“I was lapped out on the third lap of the bike but the experience for me was fantastic and invaluable. You’ve got to always back yourself and believe in yourself. Every opportunity you gain and learn and improve from that experience, the good and bad, you use it. I have this outlook and approach to everything, whether it be my academic study pursuits, my professional career goals or my triathlon career.”

Rachel unknowingly turned out to be one of the feel-good stories of the ITU World Cup race at Mooloolaba, as the raucous crowd vocally rallied behind her, trying to lift her through the course in an attempt to help her complete her first ITU race. Although the effort of the audience was ultimately in vain, it didn’t go unnoticed.
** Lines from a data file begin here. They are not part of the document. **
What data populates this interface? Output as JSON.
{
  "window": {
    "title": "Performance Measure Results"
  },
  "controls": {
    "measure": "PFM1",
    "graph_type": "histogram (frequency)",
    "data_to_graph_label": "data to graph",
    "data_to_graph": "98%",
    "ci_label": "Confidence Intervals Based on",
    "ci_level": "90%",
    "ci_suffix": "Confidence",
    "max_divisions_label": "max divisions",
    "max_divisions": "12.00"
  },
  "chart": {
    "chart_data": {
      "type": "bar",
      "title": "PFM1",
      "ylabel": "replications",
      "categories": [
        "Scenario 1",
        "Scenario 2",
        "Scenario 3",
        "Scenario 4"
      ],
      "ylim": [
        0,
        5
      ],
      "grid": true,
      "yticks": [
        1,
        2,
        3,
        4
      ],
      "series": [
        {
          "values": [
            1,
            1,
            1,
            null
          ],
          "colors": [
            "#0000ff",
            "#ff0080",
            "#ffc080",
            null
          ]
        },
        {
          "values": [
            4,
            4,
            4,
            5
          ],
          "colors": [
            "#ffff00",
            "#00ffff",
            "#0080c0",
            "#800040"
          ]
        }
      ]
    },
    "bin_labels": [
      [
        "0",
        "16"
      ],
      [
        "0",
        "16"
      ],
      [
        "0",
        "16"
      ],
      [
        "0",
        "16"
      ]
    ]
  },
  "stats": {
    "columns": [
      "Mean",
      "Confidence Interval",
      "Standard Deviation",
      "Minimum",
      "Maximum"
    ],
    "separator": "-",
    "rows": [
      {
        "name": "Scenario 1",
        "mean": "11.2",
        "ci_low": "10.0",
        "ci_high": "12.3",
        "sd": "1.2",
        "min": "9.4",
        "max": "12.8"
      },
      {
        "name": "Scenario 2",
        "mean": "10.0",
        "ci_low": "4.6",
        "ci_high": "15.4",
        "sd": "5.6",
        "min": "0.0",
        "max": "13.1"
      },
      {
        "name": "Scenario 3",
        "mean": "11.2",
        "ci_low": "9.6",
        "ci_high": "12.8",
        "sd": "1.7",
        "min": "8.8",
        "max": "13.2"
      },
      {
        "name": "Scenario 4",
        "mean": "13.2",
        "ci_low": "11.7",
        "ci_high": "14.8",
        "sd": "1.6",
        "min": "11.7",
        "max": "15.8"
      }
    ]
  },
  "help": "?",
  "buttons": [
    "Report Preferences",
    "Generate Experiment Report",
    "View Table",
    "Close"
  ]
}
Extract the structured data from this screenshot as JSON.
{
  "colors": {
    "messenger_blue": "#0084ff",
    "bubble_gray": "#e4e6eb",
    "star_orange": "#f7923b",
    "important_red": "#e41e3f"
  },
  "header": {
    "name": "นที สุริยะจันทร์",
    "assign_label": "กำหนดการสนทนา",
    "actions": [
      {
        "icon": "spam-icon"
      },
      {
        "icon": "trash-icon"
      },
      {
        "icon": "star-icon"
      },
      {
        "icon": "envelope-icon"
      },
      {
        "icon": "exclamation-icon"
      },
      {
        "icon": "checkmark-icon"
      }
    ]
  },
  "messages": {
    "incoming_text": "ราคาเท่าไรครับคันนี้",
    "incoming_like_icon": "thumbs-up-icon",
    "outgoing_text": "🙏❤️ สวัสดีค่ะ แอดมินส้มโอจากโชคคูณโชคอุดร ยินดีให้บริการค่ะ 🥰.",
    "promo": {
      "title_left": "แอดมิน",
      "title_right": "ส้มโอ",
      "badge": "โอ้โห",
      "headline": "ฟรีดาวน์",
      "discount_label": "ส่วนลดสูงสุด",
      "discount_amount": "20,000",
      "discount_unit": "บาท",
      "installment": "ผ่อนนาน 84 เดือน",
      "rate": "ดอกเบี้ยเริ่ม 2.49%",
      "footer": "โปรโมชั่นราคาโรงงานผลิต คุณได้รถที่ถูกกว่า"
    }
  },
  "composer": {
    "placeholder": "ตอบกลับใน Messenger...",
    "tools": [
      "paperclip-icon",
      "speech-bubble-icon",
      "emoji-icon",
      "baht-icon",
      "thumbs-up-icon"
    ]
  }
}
“It was fantastic to hear and see total strangers cheering me on. It gave me that extra energy boost I needed to continue around the course,” she said.

“World Cup-level racing is a major step-up. It’s a lot of pressure and I was very nervous in the days leading up, so to have the support of all the spectators as I did on the day was so inspiring and encouraging. The triathlon community is amazing and I always find at races and events, everyone is so welcoming and super positive and encouraging, no matter what level of racing.”

In the future Rachel is hoping to qualify for the 2018 Commonwealth Games on the Gold Coast and further develop the PNG Tri Kids program – an initiative close to her heart. Rachel has helped start the New Ireland Tri Academy – a Tri Kids program with up to 40 children from the islands training together in a team environment. Now she sees it as her job to be a role model and hopefully inspire PNG’s athletes of tomorrow.

“Especially the young girls. To show them women can be strong and tough and achieve their goals in life,” she said.

“I believe sport can play an important role in shaping our communities in PNG for the better. Sport has a massive role, it can…help steer our youth away from anti-social behaviours, helps with character building, improves self-esteem and develops positive attitudes and mindsets for life. It can also help bring down major cultural barriers and encourage gender empowerment for young girls and women alike – something very important for my country. I hope to inspire our juniors to excel in their sports and life and pass on my skills and knowledge to them – our future little athletes. I get much appreciation in doing this. It’s self-rewarding to give back to where it’s needed.”